STUDY MATERIAL »
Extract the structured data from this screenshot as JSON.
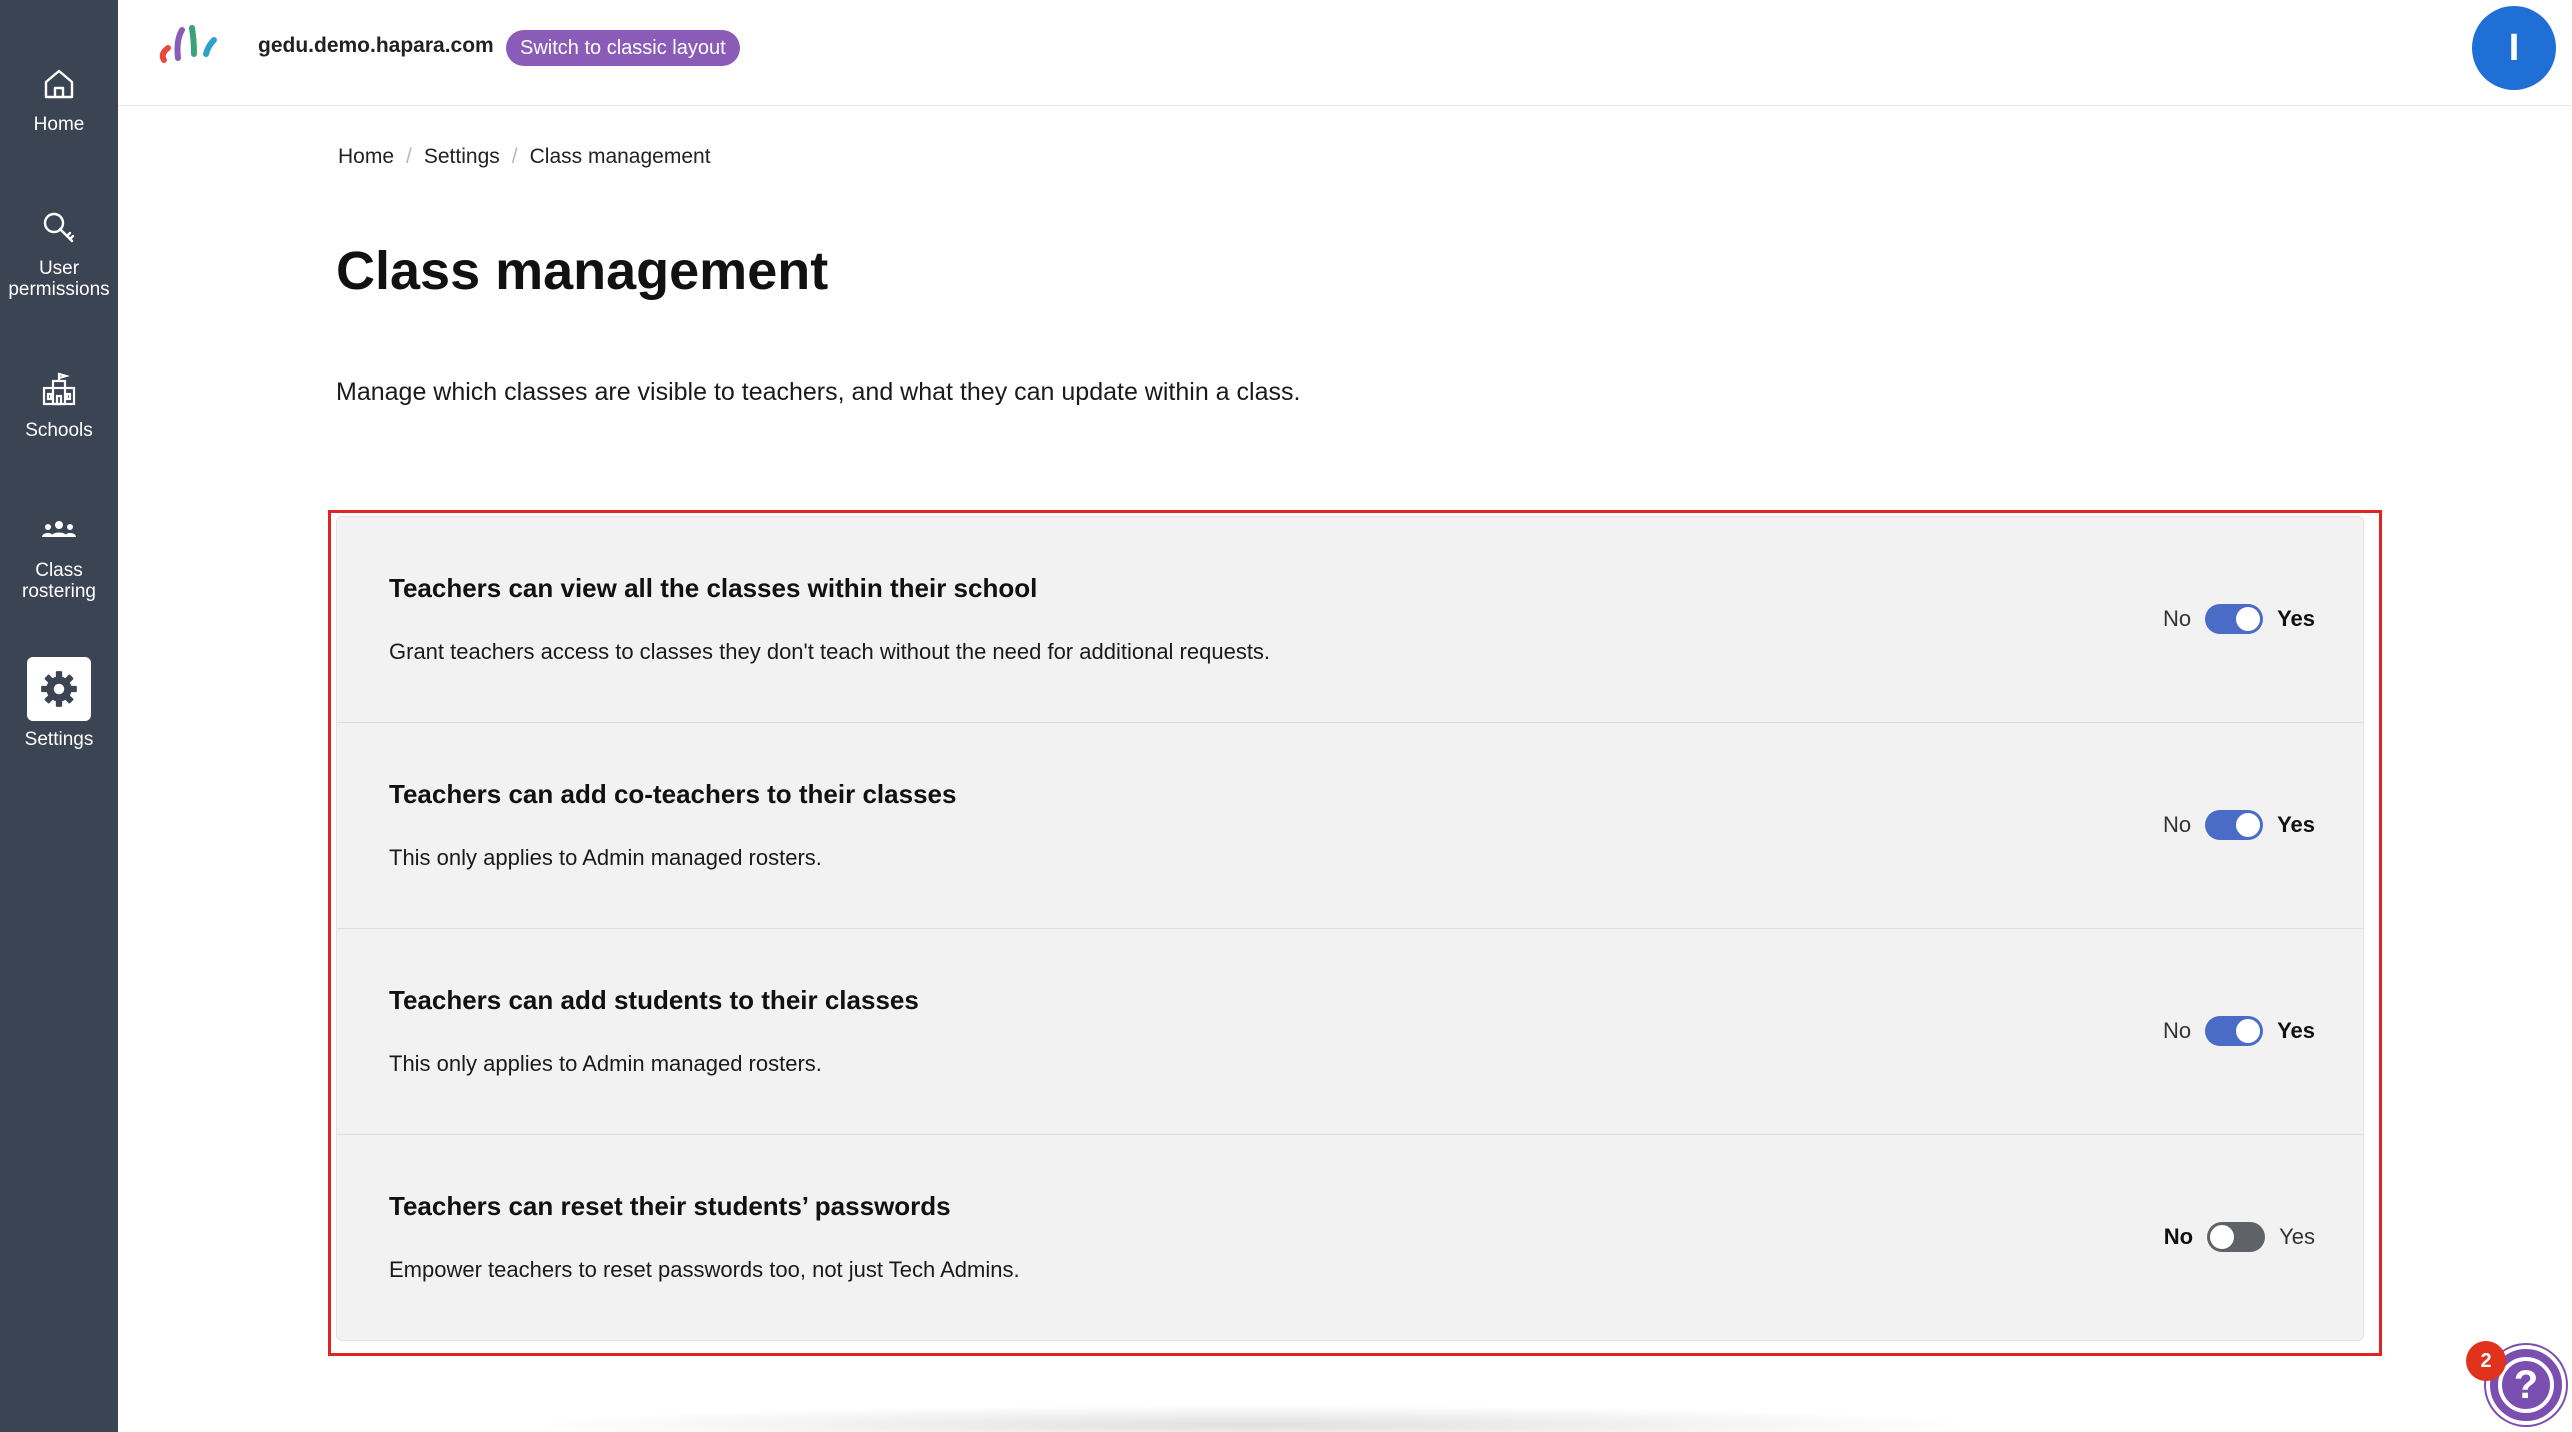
{
  "sidebar": {
    "items": [
      {
        "label": "Home",
        "icon": "home-icon"
      },
      {
        "label": "User\npermissions",
        "icon": "key-icon"
      },
      {
        "label": "Schools",
        "icon": "school-icon"
      },
      {
        "label": "Class\nrostering",
        "icon": "people-icon"
      },
      {
        "label": "Settings",
        "icon": "gear-icon",
        "active": true
      }
    ]
  },
  "header": {
    "domain": "gedu.demo.hapara.com",
    "classic_button": "Switch to classic layout",
    "avatar_initial": "I"
  },
  "breadcrumb": [
    "Home",
    "Settings",
    "Class management"
  ],
  "page": {
    "title": "Class management",
    "description": "Manage which classes are visible to teachers, and what they can update within a class."
  },
  "settings": [
    {
      "title": "Teachers can view all the classes within their school",
      "description": "Grant teachers access to classes they don't teach without the need for additional requests.",
      "no_label": "No",
      "yes_label": "Yes",
      "enabled": true
    },
    {
      "title": "Teachers can add co-teachers to their classes",
      "description": "This only applies to Admin managed rosters.",
      "no_label": "No",
      "yes_label": "Yes",
      "enabled": true
    },
    {
      "title": "Teachers can add students to their classes",
      "description": "This only applies to Admin managed rosters.",
      "no_label": "No",
      "yes_label": "Yes",
      "enabled": true
    },
    {
      "title": "Teachers can reset their students’ passwords",
      "description": "Empower teachers to reset passwords too, not just Tech Admins.",
      "no_label": "No",
      "yes_label": "Yes",
      "enabled": false
    }
  ],
  "help": {
    "badge_count": "2",
    "icon": "help-icon"
  },
  "colors": {
    "sidebar_bg": "#3b4452",
    "accent": "#8a5cb8",
    "toggle_on": "#4a6cc7",
    "highlight": "#e02424"
  }
}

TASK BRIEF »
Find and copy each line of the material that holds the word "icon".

SOLUTION »
        "icon": "home-icon"
        "icon": "key-icon"
        "icon": "school-icon"
        "icon": "people-icon"
        "icon": "gear-icon",
    "icon": "help-icon"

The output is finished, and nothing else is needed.